Going back over the falls:
Camera: Leica M3; Film: Kodak 35mm, Ektar 100
Named by Samuel de Champlain to honor the viceroy of New France, Duc de Montmorency, Chute Montmorency stands at 83 meters high. 30 meters higher than Niagara.
The waterfall is at the mouth of The Montmorency River, which flows into the Saint Lawrence after dropping off the cliff.
A suspension bridge spans the falls, which can be accessed three different ways. There is a tram that can take one to the cliff top, but there is also a trail that winds around from the side. For the adventurous, there is a stairway that climbs up one side of the cliff face, offering great views of the falls.
At dusk, Montmorency Falls lights up with a natural glow that highlights the entire cove. Although this happens throughout the year, due to the high iron content of the waterbed, the light show is best in summer.
A zip line across the top of the falls is also available for your amusement. The price was about 1/3 of the cost of the Niagara zip line.
Montmorency Falls at dusk. Photo credit: capitale.gouv.qc.ca
Two Harbors, Minnesota
My cousin and I decided we needed a hiking trip when I was back in Minnesota, and her suggestion to head up I-35 to Duluth was met with enthusiasm by me. The Duluth area is special to her, and I had not spent much time along the North Shore of Lake Superior in years.
We ended up at Gooseberry Falls State Park, which allowed us to jump on the Superior Hiking Trail.
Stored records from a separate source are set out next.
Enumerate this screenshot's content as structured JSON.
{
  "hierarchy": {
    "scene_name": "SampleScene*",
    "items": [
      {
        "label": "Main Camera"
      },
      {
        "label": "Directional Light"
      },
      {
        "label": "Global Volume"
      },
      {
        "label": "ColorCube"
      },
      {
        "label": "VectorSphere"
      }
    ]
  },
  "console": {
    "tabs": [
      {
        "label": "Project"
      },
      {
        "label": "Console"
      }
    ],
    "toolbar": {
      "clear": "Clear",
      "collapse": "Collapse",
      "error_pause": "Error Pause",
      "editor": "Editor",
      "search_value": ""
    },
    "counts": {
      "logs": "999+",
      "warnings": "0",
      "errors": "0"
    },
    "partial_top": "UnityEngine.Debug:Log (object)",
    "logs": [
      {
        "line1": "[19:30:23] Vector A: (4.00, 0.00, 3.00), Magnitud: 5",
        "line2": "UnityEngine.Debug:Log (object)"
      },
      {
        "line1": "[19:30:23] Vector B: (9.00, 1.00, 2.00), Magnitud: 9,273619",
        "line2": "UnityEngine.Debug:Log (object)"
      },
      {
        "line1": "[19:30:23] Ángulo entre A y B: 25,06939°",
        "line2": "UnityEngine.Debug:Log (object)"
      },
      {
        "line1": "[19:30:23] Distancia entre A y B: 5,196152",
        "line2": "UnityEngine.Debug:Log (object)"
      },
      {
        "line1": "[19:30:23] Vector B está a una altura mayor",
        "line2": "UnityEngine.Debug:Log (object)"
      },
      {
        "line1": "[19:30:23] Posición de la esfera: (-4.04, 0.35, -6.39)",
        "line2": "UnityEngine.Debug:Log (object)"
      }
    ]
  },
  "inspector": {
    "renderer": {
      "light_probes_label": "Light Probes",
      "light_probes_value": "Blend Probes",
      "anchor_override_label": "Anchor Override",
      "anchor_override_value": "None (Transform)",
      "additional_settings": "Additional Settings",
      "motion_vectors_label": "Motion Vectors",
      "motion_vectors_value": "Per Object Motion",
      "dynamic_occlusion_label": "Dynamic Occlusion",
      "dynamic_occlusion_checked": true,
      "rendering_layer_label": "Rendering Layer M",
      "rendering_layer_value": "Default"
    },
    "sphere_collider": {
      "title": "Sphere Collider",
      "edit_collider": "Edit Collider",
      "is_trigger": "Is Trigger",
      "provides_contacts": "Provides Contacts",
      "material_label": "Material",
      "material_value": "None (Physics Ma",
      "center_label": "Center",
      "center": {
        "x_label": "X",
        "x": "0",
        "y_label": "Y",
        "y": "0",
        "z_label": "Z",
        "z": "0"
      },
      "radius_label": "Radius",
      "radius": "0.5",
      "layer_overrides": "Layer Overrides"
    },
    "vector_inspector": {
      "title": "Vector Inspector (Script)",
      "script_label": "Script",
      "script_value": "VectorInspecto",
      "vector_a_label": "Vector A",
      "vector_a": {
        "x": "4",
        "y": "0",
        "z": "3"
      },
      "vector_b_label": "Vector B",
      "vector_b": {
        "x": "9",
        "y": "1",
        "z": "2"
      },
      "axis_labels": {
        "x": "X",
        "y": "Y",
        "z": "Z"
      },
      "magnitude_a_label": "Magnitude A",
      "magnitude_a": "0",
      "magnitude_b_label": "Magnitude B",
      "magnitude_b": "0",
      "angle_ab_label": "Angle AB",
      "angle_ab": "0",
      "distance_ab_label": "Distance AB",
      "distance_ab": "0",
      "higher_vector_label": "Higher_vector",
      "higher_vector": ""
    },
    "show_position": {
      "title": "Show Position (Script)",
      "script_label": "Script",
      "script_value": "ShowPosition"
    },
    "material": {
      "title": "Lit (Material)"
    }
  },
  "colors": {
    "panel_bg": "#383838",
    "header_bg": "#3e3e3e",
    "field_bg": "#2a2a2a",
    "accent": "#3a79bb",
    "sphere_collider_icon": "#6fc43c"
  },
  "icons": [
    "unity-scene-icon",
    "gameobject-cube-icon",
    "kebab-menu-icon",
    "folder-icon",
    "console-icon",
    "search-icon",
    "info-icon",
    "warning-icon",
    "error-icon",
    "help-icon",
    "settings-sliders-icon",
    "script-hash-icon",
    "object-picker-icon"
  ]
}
The SHT runs along Lake Superior’s North Shore for 310 miles between Duluth and the Canadian border. We would hike 8-10 miles of it on this warm April day.
We spent much of the hike within sight of the river. The Gooseberry flows 23 miles before it reaches Lake Superior. It was an incredible day for a hike, with temps in the mid seventies, which was warmer than the Twin Cities on this day.
I had hiked a good section of the SHT years ago, and it is a wonderful trail. Grouse were drumming all along the hike, and one flushed right next to my cousin, which was amusing to watch. How was I to know that she had no idea the bird was within a few feet of her?
The river provides five waterfalls within the park, and all are accessible by trail.
3/4 of the Frozen Foursome visited Minnehaha Park, making the short hike down to the falls. The park was established in 1889, when the city of Minneapolis bought the area on behalf of the State of Minnesota. At the time, only New York had established a state park. Currently, the park includes 170 acres.
Minnehaha Creek flows 22 miles from Lake Minnetonka to the Mississippi River, near Fort Snelling. The main attraction is the 53′ waterfall, which is the most photographed site in Minnesota. The name Minnehaha comes from the Dakota word for waterfall.
Minnehaha Falls was a favorite subject of early photographers, but the falls gained international fame in 1855 when Henry Wordsworth Longfellow published his celebrated poem, The Song of Hiawatha.
In the poem, Wordsworth tells the fictional tale of the Ojibwe warrior Hiawatha and his love for the Dakota woman Minnehaha. Wordsworth never visited the falls, but was inspired by Alexander Hesler’s daguerreotype of the falls.
While out on a Minnesota River reconnoissance, we came across Minnemishinona Falls. Located along Judson Bottom Road, west of North Mankato, this 3 acre county park was a little, unexpected gem.
Until recently, the waterfall was on private land, but the Trust for Public Land helped Nicollet County purchase the site of the 42′ Minnemishinona Falls and its gorge.
The waterfall is viewed from a steel bridge that crosses the gorge. A copy of a 1908 postcard can be found on the bridge, with a photo of the falls at that time. Erosion has brought the falls from one side of the bridge to the other during the course of those 108 years.